What you will do: How many lines of the data contain "description"? Reply with the number alone.

Task input Block Start

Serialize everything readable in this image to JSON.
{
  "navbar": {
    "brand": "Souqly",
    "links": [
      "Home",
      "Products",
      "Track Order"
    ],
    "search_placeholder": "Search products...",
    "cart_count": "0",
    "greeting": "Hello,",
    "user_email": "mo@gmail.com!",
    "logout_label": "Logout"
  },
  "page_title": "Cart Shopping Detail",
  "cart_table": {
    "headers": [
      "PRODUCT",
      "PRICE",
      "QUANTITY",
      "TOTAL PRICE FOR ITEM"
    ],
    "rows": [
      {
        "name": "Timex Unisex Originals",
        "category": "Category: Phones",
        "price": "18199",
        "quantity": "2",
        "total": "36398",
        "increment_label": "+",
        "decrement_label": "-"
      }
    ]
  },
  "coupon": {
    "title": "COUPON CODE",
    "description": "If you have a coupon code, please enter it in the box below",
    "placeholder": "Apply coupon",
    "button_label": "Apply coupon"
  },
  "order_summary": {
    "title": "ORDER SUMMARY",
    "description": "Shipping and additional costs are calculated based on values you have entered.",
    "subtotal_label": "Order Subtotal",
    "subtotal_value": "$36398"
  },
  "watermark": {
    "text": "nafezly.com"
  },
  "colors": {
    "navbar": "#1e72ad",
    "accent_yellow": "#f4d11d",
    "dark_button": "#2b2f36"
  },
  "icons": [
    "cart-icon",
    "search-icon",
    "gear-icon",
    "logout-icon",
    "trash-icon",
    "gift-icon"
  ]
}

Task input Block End

Response to the task: 2